When a picture appears in the listing, leave it out and copy the rest exactly as it stands.

────────────────────

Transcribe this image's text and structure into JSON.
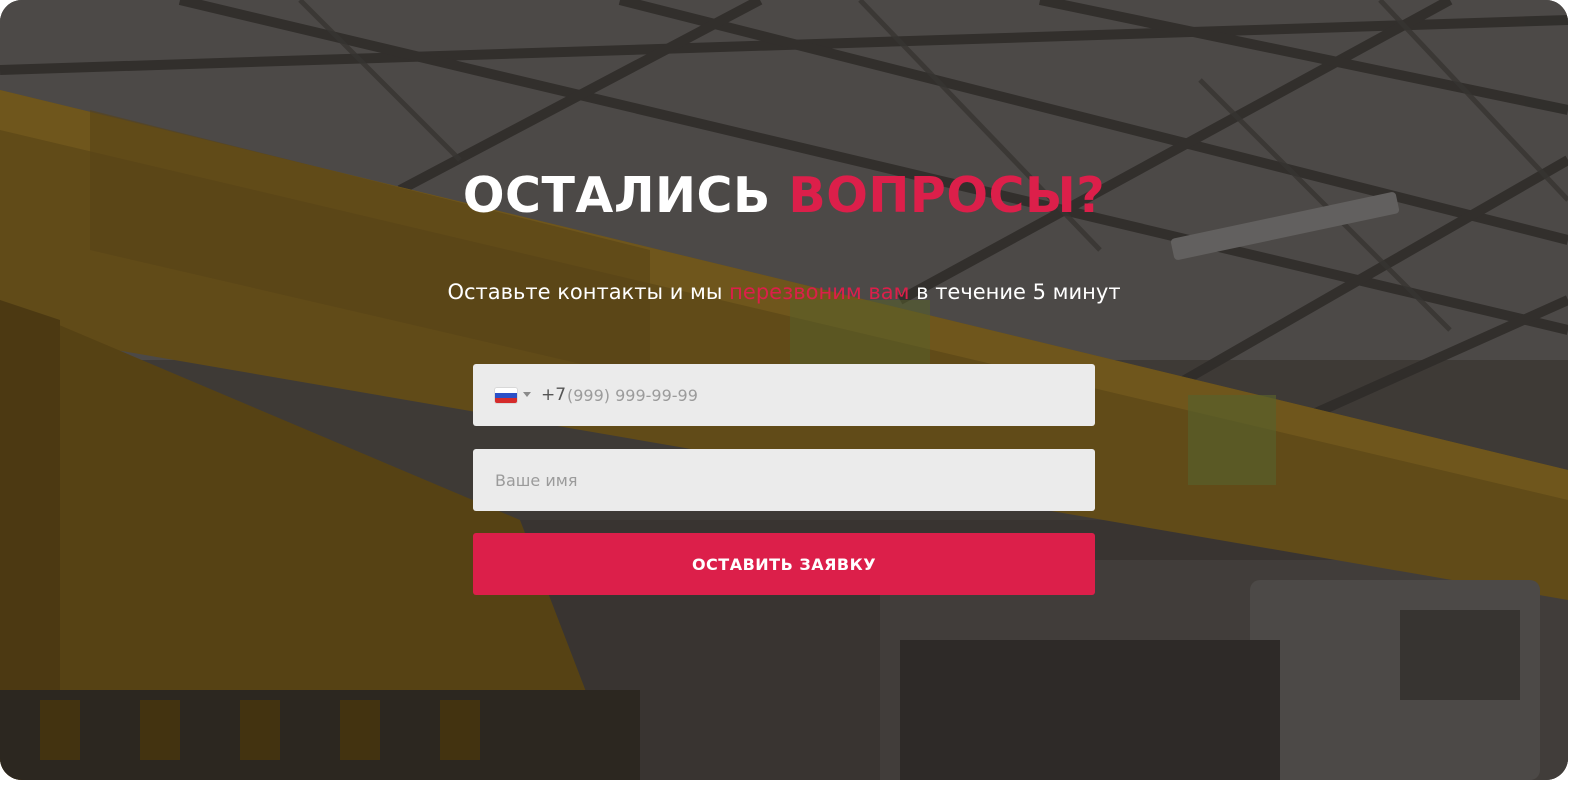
{
  "colors": {
    "accent": "#dc1f4a",
    "field_background": "#ebebeb",
    "text_light": "#ffffff"
  },
  "heading": {
    "title_main": "ОСТАЛИСЬ",
    "title_accent": "ВОПРОСЫ?"
  },
  "subtitle": {
    "before": "Оставьте контакты и мы",
    "accent": "перезвоним вам",
    "after": "в течение 5 минут"
  },
  "form": {
    "phone": {
      "country_flag_icon": "russia-flag-icon",
      "country_code": "+7",
      "placeholder": "(999) 999-99-99"
    },
    "name": {
      "placeholder": "Ваше имя"
    },
    "submit_label": "ОСТАВИТЬ ЗАЯВКУ"
  }
}
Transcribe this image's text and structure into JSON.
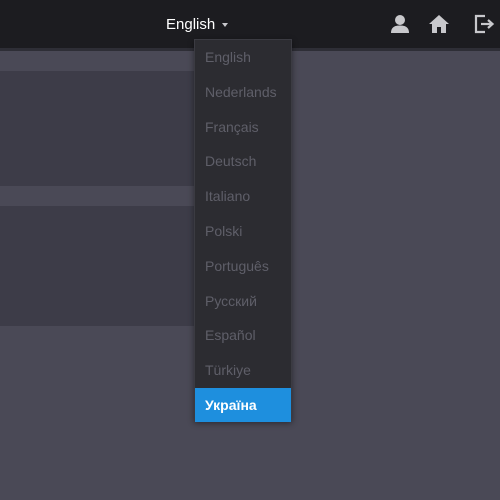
{
  "header": {
    "language_label": "English",
    "icons": {
      "user": "user-icon",
      "home": "home-icon",
      "logout": "logout-icon"
    }
  },
  "language_menu": {
    "items": [
      {
        "label": "English"
      },
      {
        "label": "Nederlands"
      },
      {
        "label": "Français"
      },
      {
        "label": "Deutsch"
      },
      {
        "label": "Italiano"
      },
      {
        "label": "Polski"
      },
      {
        "label": "Português"
      },
      {
        "label": "Русский"
      },
      {
        "label": "Español"
      },
      {
        "label": "Türkiye"
      },
      {
        "label": "Україна"
      }
    ],
    "selected_label": "Україна"
  },
  "colors": {
    "topbar": "#1c1c20",
    "background": "#4a4956",
    "menu_background": "#2c2c31",
    "menu_text": "#5f5f69",
    "highlight": "#1e8fde"
  }
}
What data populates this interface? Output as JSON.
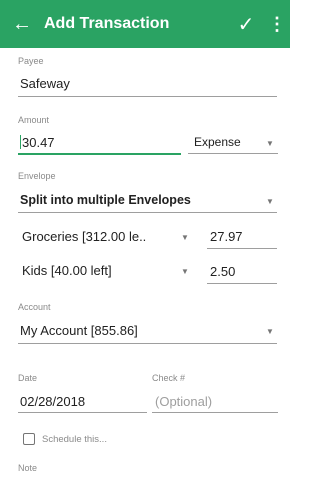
{
  "appbar": {
    "title": "Add Transaction",
    "back_icon": "arrow-left-icon",
    "save_icon": "check-icon",
    "menu_icon": "more-vert-icon",
    "color": "#2aa363"
  },
  "payee": {
    "label": "Payee",
    "value": "Safeway"
  },
  "amount": {
    "label": "Amount",
    "value": "30.47",
    "type_value": "Expense"
  },
  "envelope": {
    "label": "Envelope",
    "value": "Split into multiple Envelopes",
    "splits": [
      {
        "envelope": "Groceries  [312.00 le..",
        "amount": "27.97"
      },
      {
        "envelope": "Kids  [40.00 left]",
        "amount": "2.50"
      }
    ]
  },
  "account": {
    "label": "Account",
    "value": "My Account  [855.86]"
  },
  "date": {
    "label": "Date",
    "value": "02/28/2018"
  },
  "check": {
    "label": "Check #",
    "placeholder": "(Optional)"
  },
  "schedule": {
    "label": "Schedule this..."
  },
  "note": {
    "label": "Note"
  }
}
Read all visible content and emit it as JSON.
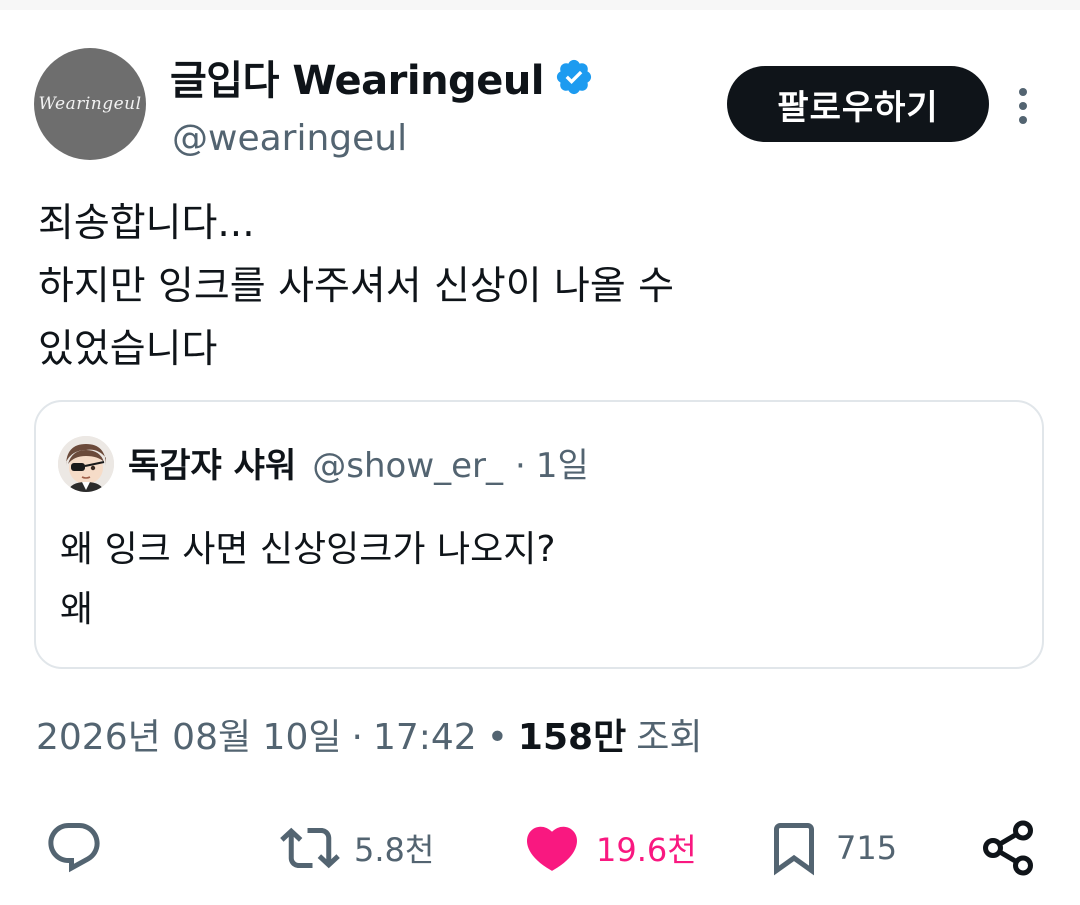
{
  "author": {
    "display_name": "글입다 Wearingeul",
    "handle": "@wearingeul",
    "avatar_text": "Wearingeul",
    "verified": true
  },
  "follow_button": {
    "label": "팔로우하기"
  },
  "tweet": {
    "lines": [
      "죄송합니다...",
      "하지만 잉크를 사주셔서 신상이 나올 수",
      "있었습니다"
    ]
  },
  "quote": {
    "display_name": "독감쟈 샤워",
    "handle": "@show_er_",
    "separator": "·",
    "time": "1일",
    "lines": [
      "왜 잉크 사면 신상잉크가 나오지?",
      "왜"
    ]
  },
  "meta": {
    "date": "2026년 08월 10일",
    "sep1": "·",
    "time": "17:42",
    "sep2": "•",
    "views_count": "158만",
    "views_label": "조회"
  },
  "actions": {
    "reply_count": "",
    "retweet_count": "5.8천",
    "like_count": "19.6천",
    "bookmark_count": "715",
    "liked": true
  },
  "colors": {
    "text": "#0f1419",
    "secondary": "#536471",
    "verified_blue": "#1d9bf0",
    "like_pink": "#f91880",
    "border": "#e1e6ea"
  },
  "icons": [
    "verified-badge-icon",
    "more-options-icon",
    "reply-icon",
    "retweet-icon",
    "heart-icon",
    "bookmark-icon",
    "share-icon"
  ]
}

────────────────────

## Solution
Transcribe this image's text and structure into JSON.
{
  "colors": {
    "accent": "#dc1f4a",
    "field_background": "#ebebeb",
    "text_light": "#ffffff"
  },
  "heading": {
    "title_main": "ОСТАЛИСЬ",
    "title_accent": "ВОПРОСЫ?"
  },
  "subtitle": {
    "before": "Оставьте контакты и мы",
    "accent": "перезвоним вам",
    "after": "в течение 5 минут"
  },
  "form": {
    "phone": {
      "country_flag_icon": "russia-flag-icon",
      "country_code": "+7",
      "placeholder": "(999) 999-99-99"
    },
    "name": {
      "placeholder": "Ваше имя"
    },
    "submit_label": "ОСТАВИТЬ ЗАЯВКУ"
  }
}
Transcribe this image's text and structure into JSON.
{
  "header": {
    "language_label": "English",
    "icons": {
      "user": "user-icon",
      "home": "home-icon",
      "logout": "logout-icon"
    }
  },
  "language_menu": {
    "items": [
      {
        "label": "English"
      },
      {
        "label": "Nederlands"
      },
      {
        "label": "Français"
      },
      {
        "label": "Deutsch"
      },
      {
        "label": "Italiano"
      },
      {
        "label": "Polski"
      },
      {
        "label": "Português"
      },
      {
        "label": "Русский"
      },
      {
        "label": "Español"
      },
      {
        "label": "Türkiye"
      },
      {
        "label": "Україна"
      }
    ],
    "selected_label": "Україна"
  },
  "colors": {
    "topbar": "#1c1c20",
    "background": "#4a4956",
    "menu_background": "#2c2c31",
    "menu_text": "#5f5f69",
    "highlight": "#1e8fde"
  }
}
What data populates this interface? Output as JSON.
{
  "appbar": {
    "title": "Add Transaction",
    "back_icon": "arrow-left-icon",
    "save_icon": "check-icon",
    "menu_icon": "more-vert-icon",
    "color": "#2aa363"
  },
  "payee": {
    "label": "Payee",
    "value": "Safeway"
  },
  "amount": {
    "label": "Amount",
    "value": "30.47",
    "type_value": "Expense"
  },
  "envelope": {
    "label": "Envelope",
    "value": "Split into multiple Envelopes",
    "splits": [
      {
        "envelope": "Groceries  [312.00 le..",
        "amount": "27.97"
      },
      {
        "envelope": "Kids  [40.00 left]",
        "amount": "2.50"
      }
    ]
  },
  "account": {
    "label": "Account",
    "value": "My Account  [855.86]"
  },
  "date": {
    "label": "Date",
    "value": "02/28/2018"
  },
  "check": {
    "label": "Check #",
    "placeholder": "(Optional)"
  },
  "schedule": {
    "label": "Schedule this..."
  },
  "note": {
    "label": "Note"
  }
}
Read all visible content and emit it as JSON.
{
  "author": {
    "display_name": "글입다 Wearingeul",
    "handle": "@wearingeul",
    "avatar_text": "Wearingeul",
    "verified": true
  },
  "follow_button": {
    "label": "팔로우하기"
  },
  "tweet": {
    "lines": [
      "죄송합니다...",
      "하지만 잉크를 사주셔서 신상이 나올 수",
      "있었습니다"
    ]
  },
  "quote": {
    "display_name": "독감쟈 샤워",
    "handle": "@show_er_",
    "separator": "·",
    "time": "1일",
    "lines": [
      "왜 잉크 사면 신상잉크가 나오지?",
      "왜"
    ]
  },
  "meta": {
    "date": "2026년 08월 10일",
    "sep1": "·",
    "time": "17:42",
    "sep2": "•",
    "views_count": "158만",
    "views_label": "조회"
  },
  "actions": {
    "reply_count": "",
    "retweet_count": "5.8천",
    "like_count": "19.6천",
    "bookmark_count": "715",
    "liked": true
  },
  "colors": {
    "text": "#0f1419",
    "secondary": "#536471",
    "verified_blue": "#1d9bf0",
    "like_pink": "#f91880",
    "border": "#e1e6ea"
  },
  "icons": [
    "verified-badge-icon",
    "more-options-icon",
    "reply-icon",
    "retweet-icon",
    "heart-icon",
    "bookmark-icon",
    "share-icon"
  ]
}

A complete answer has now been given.